### SOURCE DATA

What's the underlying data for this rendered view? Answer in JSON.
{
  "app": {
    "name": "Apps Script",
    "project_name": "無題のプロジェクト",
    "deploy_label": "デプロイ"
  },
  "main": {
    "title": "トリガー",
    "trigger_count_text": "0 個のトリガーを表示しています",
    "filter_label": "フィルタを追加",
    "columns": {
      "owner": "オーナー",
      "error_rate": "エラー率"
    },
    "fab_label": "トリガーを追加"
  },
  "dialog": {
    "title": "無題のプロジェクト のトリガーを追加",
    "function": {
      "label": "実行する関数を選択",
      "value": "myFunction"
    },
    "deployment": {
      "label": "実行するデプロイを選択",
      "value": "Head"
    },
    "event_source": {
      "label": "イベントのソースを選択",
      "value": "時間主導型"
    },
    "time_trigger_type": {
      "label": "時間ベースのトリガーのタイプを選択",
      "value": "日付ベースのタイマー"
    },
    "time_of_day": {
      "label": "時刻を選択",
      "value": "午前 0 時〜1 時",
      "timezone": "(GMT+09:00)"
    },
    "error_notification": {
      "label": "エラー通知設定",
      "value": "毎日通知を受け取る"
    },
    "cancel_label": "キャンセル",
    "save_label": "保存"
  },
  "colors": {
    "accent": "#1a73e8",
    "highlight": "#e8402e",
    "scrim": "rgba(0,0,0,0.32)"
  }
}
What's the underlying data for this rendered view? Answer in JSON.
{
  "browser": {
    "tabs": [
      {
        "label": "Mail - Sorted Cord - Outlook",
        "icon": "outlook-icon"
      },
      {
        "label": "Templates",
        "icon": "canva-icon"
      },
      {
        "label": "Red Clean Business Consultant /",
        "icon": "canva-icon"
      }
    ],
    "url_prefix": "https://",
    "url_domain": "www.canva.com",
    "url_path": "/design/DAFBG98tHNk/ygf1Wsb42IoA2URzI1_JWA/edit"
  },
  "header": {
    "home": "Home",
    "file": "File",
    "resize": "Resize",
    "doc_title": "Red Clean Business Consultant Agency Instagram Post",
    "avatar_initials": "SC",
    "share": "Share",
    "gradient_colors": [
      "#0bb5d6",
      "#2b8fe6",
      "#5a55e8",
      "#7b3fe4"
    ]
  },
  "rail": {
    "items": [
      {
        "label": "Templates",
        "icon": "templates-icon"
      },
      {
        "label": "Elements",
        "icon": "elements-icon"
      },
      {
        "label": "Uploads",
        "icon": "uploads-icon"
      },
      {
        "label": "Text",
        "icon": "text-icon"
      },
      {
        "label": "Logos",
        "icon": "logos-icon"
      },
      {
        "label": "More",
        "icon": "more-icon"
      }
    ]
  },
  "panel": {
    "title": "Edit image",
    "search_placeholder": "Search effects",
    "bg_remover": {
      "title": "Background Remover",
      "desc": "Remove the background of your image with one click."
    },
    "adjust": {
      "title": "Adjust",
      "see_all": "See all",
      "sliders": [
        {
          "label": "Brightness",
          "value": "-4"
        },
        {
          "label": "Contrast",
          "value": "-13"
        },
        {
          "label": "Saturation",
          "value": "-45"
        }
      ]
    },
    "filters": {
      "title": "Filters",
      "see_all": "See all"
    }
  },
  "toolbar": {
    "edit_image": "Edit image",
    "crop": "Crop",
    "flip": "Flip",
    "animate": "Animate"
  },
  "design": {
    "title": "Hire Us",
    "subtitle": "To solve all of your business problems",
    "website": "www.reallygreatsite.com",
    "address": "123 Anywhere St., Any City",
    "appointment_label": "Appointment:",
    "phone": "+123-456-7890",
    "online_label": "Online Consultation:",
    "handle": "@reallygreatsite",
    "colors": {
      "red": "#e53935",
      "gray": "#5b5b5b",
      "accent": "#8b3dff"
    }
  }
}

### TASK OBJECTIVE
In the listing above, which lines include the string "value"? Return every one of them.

### OUTPUT OF THE TASK
      "value": "myFunction"
      "value": "Head"
      "value": "時間主導型"
      "value": "日付ベースのタイマー"
      "value": "午前 0 時〜1 時",
      "value": "毎日通知を受け取る"
          "value": "-4"
          "value": "-13"
          "value": "-45"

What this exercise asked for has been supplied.